Violence is widely recognized as a problem in modern society.
Americans identify violent crime as a predominant concern,
and violent behavior is increasing among our young people.
Here and abroad hostility and competition among ethnic groups
have taken on a new prominence, and reports of wars from Russia
to Rwanda describe a new world order as volatile as ever before,
buffeted by animosities that are part of history as well as
by violent responses to contemporary inequities. In too many
cases, the tools of conflict resolution, therapy, and diplomacy
are not working, but the urgency of each situation seems to
demand immediate responses, even responses which experience
and good judgment tell us will not be effective. Tough crime
bills are passed, more prisons are built, high school classes
are devoted to role-playing conflict situations, orphanages
are proposed. The United Nations sends peacekeepers into impossible
situations where its legitimacy is challenged by all sides.
The results of these interventions are unpredictable, and
at those rare times when peace breaks out, no one is sure
why it happened.
Harry Guggenheim established this foundation to support research
on violence, aggression, and dominance because he was convinced
that solid, thoughtful, scholarly and scientific research,
experimentation, and analysis would in the end accomplish
more than the usual solutions impelled by urgency rather than
understanding. We do not yet hold the solution to violence,
but better analyses, more acute predictions, constructive
criticisms, and new, effective ideas will come in time from
investigations such as those supported by our grants.
The foundation places a priority on the study of urgent problems
of violence and aggression in the modern world and also encourages
related research projects in neuroscience, genetics, animal
behavior, the social sciences, history, criminology, and the
humanities which illuminate modern human problems. Grants
have been made to study aspects of violence related to youth,
family relationships, media effects, crime, biological factors,
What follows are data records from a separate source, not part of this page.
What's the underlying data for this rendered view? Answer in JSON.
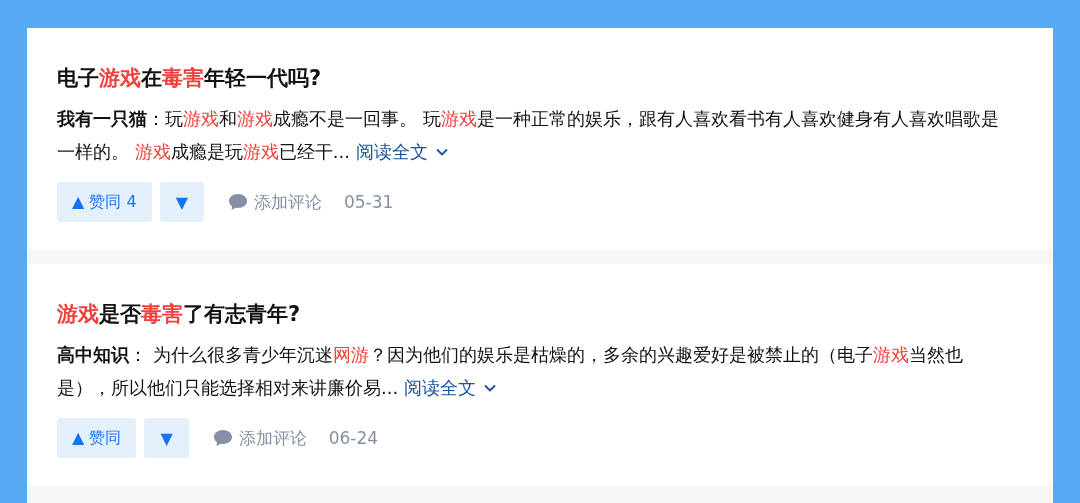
{
  "answers": [
    {
      "title": [
        {
          "kind": "text",
          "text": "电子"
        },
        {
          "kind": "highlight",
          "text": "游戏"
        },
        {
          "kind": "text",
          "text": "在"
        },
        {
          "kind": "highlight",
          "text": "毒害"
        },
        {
          "kind": "text",
          "text": "年轻一代吗?"
        }
      ],
      "excerpt": [
        {
          "kind": "author",
          "text": "我有一只猫"
        },
        {
          "kind": "text",
          "text": "：玩"
        },
        {
          "kind": "highlight",
          "text": "游戏"
        },
        {
          "kind": "text",
          "text": "和"
        },
        {
          "kind": "highlight",
          "text": "游戏"
        },
        {
          "kind": "text",
          "text": "成瘾不是一回事。 玩"
        },
        {
          "kind": "highlight",
          "text": "游戏"
        },
        {
          "kind": "text",
          "text": "是一种正常的娱乐，跟有人喜欢看书有人喜欢健身有人喜欢唱歌是一样的。 "
        },
        {
          "kind": "highlight",
          "text": "游戏"
        },
        {
          "kind": "text",
          "text": "成瘾是玩"
        },
        {
          "kind": "highlight",
          "text": "游戏"
        },
        {
          "kind": "text",
          "text": "已经干..."
        }
      ],
      "read_more": "阅读全文",
      "upvote": "▲ 赞同 4",
      "downvote": "▼",
      "comment": "添加评论",
      "date": "05-31"
    },
    {
      "title": [
        {
          "kind": "highlight",
          "text": "游戏"
        },
        {
          "kind": "text",
          "text": "是否"
        },
        {
          "kind": "highlight",
          "text": "毒害"
        },
        {
          "kind": "text",
          "text": "了有志青年?"
        }
      ],
      "excerpt": [
        {
          "kind": "author",
          "text": "高中知识"
        },
        {
          "kind": "text",
          "text": "： 为什么很多青少年沉迷"
        },
        {
          "kind": "highlight",
          "text": "网游"
        },
        {
          "kind": "text",
          "text": "？因为他们的娱乐是枯燥的，多余的兴趣爱好是被禁止的（电子"
        },
        {
          "kind": "highlight",
          "text": "游戏"
        },
        {
          "kind": "text",
          "text": "当然也是），所以他们只能选择相对来讲廉价易..."
        }
      ],
      "read_more": "阅读全文",
      "upvote": "▲ 赞同",
      "downvote": "▼",
      "comment": "添加评论",
      "date": "06-24"
    }
  ]
}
intergroup conflict related to religion, ethnicity, and nationalism,
and political violence deployed in war and sub-state terrorism,
as well as processes of peace and the control of aggression.